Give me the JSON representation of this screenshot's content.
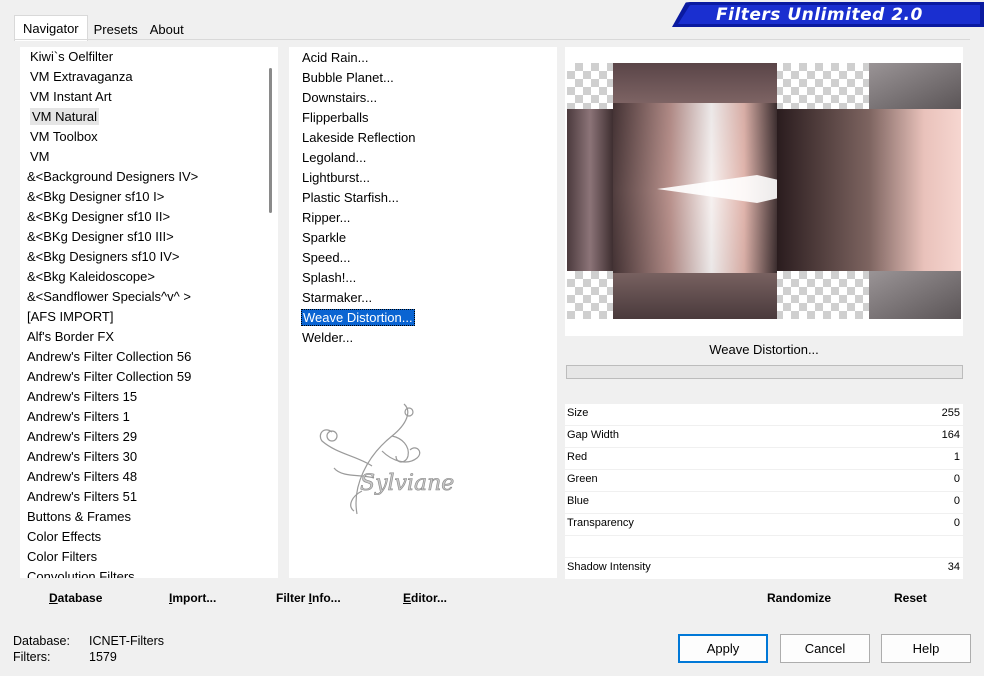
{
  "banner": {
    "title": "Filters Unlimited 2.0"
  },
  "tabs": [
    "Navigator",
    "Presets",
    "About"
  ],
  "categories": [
    "Kiwi`s Oelfilter",
    "VM Extravaganza",
    "VM Instant Art",
    "VM Natural",
    "VM Toolbox",
    "VM",
    "&<Background Designers IV>",
    "&<Bkg Designer sf10 I>",
    "&<BKg Designer sf10 II>",
    "&<BKg Designer sf10 III>",
    "&<Bkg Designers sf10 IV>",
    "&<Bkg Kaleidoscope>",
    "&<Sandflower Specials^v^ >",
    "[AFS IMPORT]",
    "Alf's Border FX",
    "Andrew's Filter Collection 56",
    "Andrew's Filter Collection 59",
    "Andrew's Filters 15",
    "Andrew's Filters 1",
    "Andrew's Filters 29",
    "Andrew's Filters 30",
    "Andrew's Filters 48",
    "Andrew's Filters 51",
    "Buttons & Frames",
    "Color Effects",
    "Color Filters",
    "Convolution Filters"
  ],
  "filters": [
    "Acid Rain...",
    "Bubble Planet...",
    "Downstairs...",
    "Flipperballs",
    "Lakeside Reflection",
    "Legoland...",
    "Lightburst...",
    "Plastic Starfish...",
    "Ripper...",
    "Sparkle",
    "Speed...",
    "Splash!...",
    "Starmaker...",
    "Weave Distortion...",
    "Welder..."
  ],
  "selected_filter": "Weave Distortion...",
  "watermark": "Sylviane",
  "preview": {
    "filter_name": "Weave Distortion..."
  },
  "params": [
    {
      "label": "Size",
      "value": "255"
    },
    {
      "label": "Gap Width",
      "value": "164"
    },
    {
      "label": "Red",
      "value": "1"
    },
    {
      "label": "Green",
      "value": "0"
    },
    {
      "label": "Blue",
      "value": "0"
    },
    {
      "label": "Transparency",
      "value": "0"
    },
    {
      "label": "",
      "value": ""
    },
    {
      "label": "Shadow Intensity",
      "value": "34"
    }
  ],
  "left_buttons": {
    "database": {
      "pre": "",
      "u": "D",
      "post": "atabase"
    },
    "import": {
      "pre": "",
      "u": "I",
      "post": "mport..."
    },
    "filter_info": {
      "pre": "Filter ",
      "u": "I",
      "post": "nfo..."
    },
    "editor": {
      "pre": "",
      "u": "E",
      "post": "ditor..."
    }
  },
  "right_buttons": {
    "randomize": "Randomize",
    "reset": "Reset"
  },
  "info": {
    "database_label": "Database:",
    "database_value": "ICNET-Filters",
    "filters_label": "Filters:",
    "filters_value": "1579"
  },
  "dialog_buttons": {
    "apply": "Apply",
    "cancel": "Cancel",
    "help": "Help"
  },
  "colors": {
    "selection": "#0a64d2",
    "banner": "#1a2fd0",
    "default_button_border": "#0078d7"
  }
}
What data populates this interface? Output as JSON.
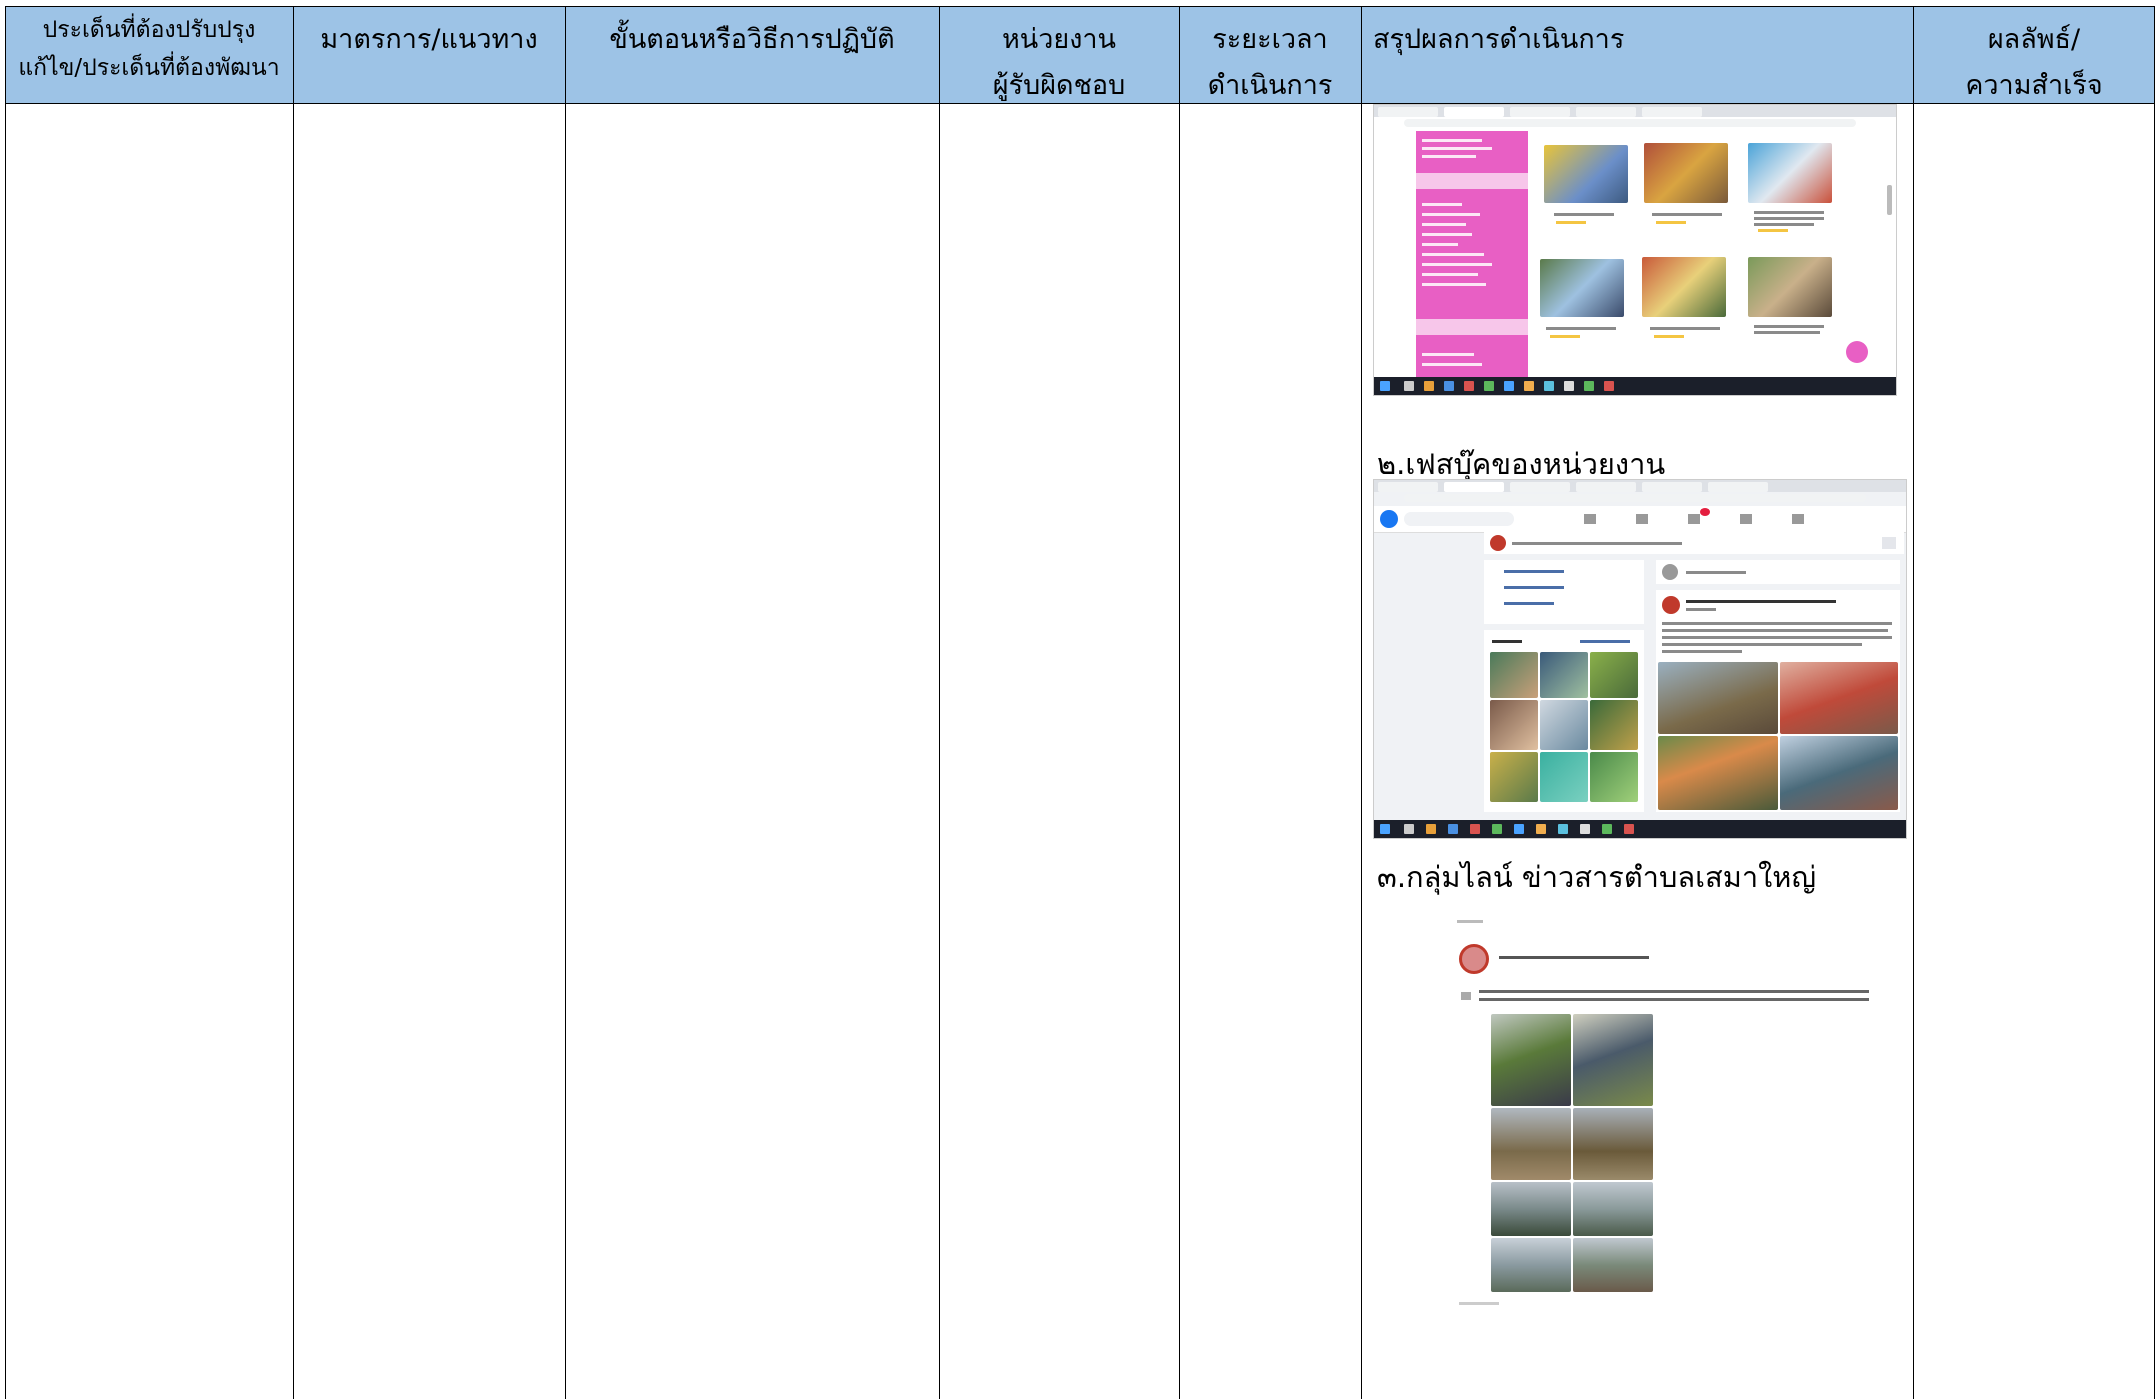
{
  "table": {
    "headers": [
      {
        "line1": "ประเด็นที่ต้องปรับปรุง",
        "line2": "แก้ไข/ประเด็นที่ต้องพัฒนา"
      },
      {
        "line1": "มาตรการ/แนวทาง",
        "line2": ""
      },
      {
        "line1": "ขั้นตอนหรือวิธีการปฏิบัติ",
        "line2": ""
      },
      {
        "line1": "หน่วยงาน",
        "line2": "ผู้รับผิดชอบ"
      },
      {
        "line1": "ระยะเวลา",
        "line2": "ดำเนินการ"
      },
      {
        "line1": "สรุปผลการดำเนินการ",
        "line2": ""
      },
      {
        "line1": "ผลลัพธ์/",
        "line2": "ความสำเร็จ"
      }
    ]
  },
  "results": {
    "caption_facebook": "๒.เฟสบุ๊คของหน่วยงาน",
    "caption_line_group": "๓.กลุ่มไลน์ ข่าวสารตำบลเสมาใหญ่"
  },
  "colors": {
    "header_bg": "#9dc3e6",
    "website_menu": "#e85fc4",
    "facebook_blue": "#1877f2"
  }
}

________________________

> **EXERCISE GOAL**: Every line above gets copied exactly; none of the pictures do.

> **REPLY TO THE TASK**:
Give me the JSON representation of this screenshot's content.
{
  "banner": {
    "title": "Filters Unlimited 2.0"
  },
  "tabs": [
    "Navigator",
    "Presets",
    "About"
  ],
  "categories": [
    "Kiwi`s Oelfilter",
    "VM Extravaganza",
    "VM Instant Art",
    "VM Natural",
    "VM Toolbox",
    "VM",
    "&<Background Designers IV>",
    "&<Bkg Designer sf10 I>",
    "&<BKg Designer sf10 II>",
    "&<BKg Designer sf10 III>",
    "&<Bkg Designers sf10 IV>",
    "&<Bkg Kaleidoscope>",
    "&<Sandflower Specials^v^ >",
    "[AFS IMPORT]",
    "Alf's Border FX",
    "Andrew's Filter Collection 56",
    "Andrew's Filter Collection 59",
    "Andrew's Filters 15",
    "Andrew's Filters 1",
    "Andrew's Filters 29",
    "Andrew's Filters 30",
    "Andrew's Filters 48",
    "Andrew's Filters 51",
    "Buttons & Frames",
    "Color Effects",
    "Color Filters",
    "Convolution Filters"
  ],
  "filters": [
    "Acid Rain...",
    "Bubble Planet...",
    "Downstairs...",
    "Flipperballs",
    "Lakeside Reflection",
    "Legoland...",
    "Lightburst...",
    "Plastic Starfish...",
    "Ripper...",
    "Sparkle",
    "Speed...",
    "Splash!...",
    "Starmaker...",
    "Weave Distortion...",
    "Welder..."
  ],
  "selected_filter": "Weave Distortion...",
  "watermark": "Sylviane",
  "preview": {
    "filter_name": "Weave Distortion..."
  },
  "params": [
    {
      "label": "Size",
      "value": "255"
    },
    {
      "label": "Gap Width",
      "value": "164"
    },
    {
      "label": "Red",
      "value": "1"
    },
    {
      "label": "Green",
      "value": "0"
    },
    {
      "label": "Blue",
      "value": "0"
    },
    {
      "label": "Transparency",
      "value": "0"
    },
    {
      "label": "",
      "value": ""
    },
    {
      "label": "Shadow Intensity",
      "value": "34"
    }
  ],
  "left_buttons": {
    "database": {
      "pre": "",
      "u": "D",
      "post": "atabase"
    },
    "import": {
      "pre": "",
      "u": "I",
      "post": "mport..."
    },
    "filter_info": {
      "pre": "Filter ",
      "u": "I",
      "post": "nfo..."
    },
    "editor": {
      "pre": "",
      "u": "E",
      "post": "ditor..."
    }
  },
  "right_buttons": {
    "randomize": "Randomize",
    "reset": "Reset"
  },
  "info": {
    "database_label": "Database:",
    "database_value": "ICNET-Filters",
    "filters_label": "Filters:",
    "filters_value": "1579"
  },
  "dialog_buttons": {
    "apply": "Apply",
    "cancel": "Cancel",
    "help": "Help"
  },
  "colors": {
    "selection": "#0a64d2",
    "banner": "#1a2fd0",
    "default_button_border": "#0078d7"
  }
}
What data populates this interface? Output as JSON.
{
  "table": {
    "headers": [
      {
        "line1": "ประเด็นที่ต้องปรับปรุง",
        "line2": "แก้ไข/ประเด็นที่ต้องพัฒนา"
      },
      {
        "line1": "มาตรการ/แนวทาง",
        "line2": ""
      },
      {
        "line1": "ขั้นตอนหรือวิธีการปฏิบัติ",
        "line2": ""
      },
      {
        "line1": "หน่วยงาน",
        "line2": "ผู้รับผิดชอบ"
      },
      {
        "line1": "ระยะเวลา",
        "line2": "ดำเนินการ"
      },
      {
        "line1": "สรุปผลการดำเนินการ",
        "line2": ""
      },
      {
        "line1": "ผลลัพธ์/",
        "line2": "ความสำเร็จ"
      }
    ]
  },
  "results": {
    "caption_facebook": "๒.เฟสบุ๊คของหน่วยงาน",
    "caption_line_group": "๓.กลุ่มไลน์ ข่าวสารตำบลเสมาใหญ่"
  },
  "colors": {
    "header_bg": "#9dc3e6",
    "website_menu": "#e85fc4",
    "facebook_blue": "#1877f2"
  }
}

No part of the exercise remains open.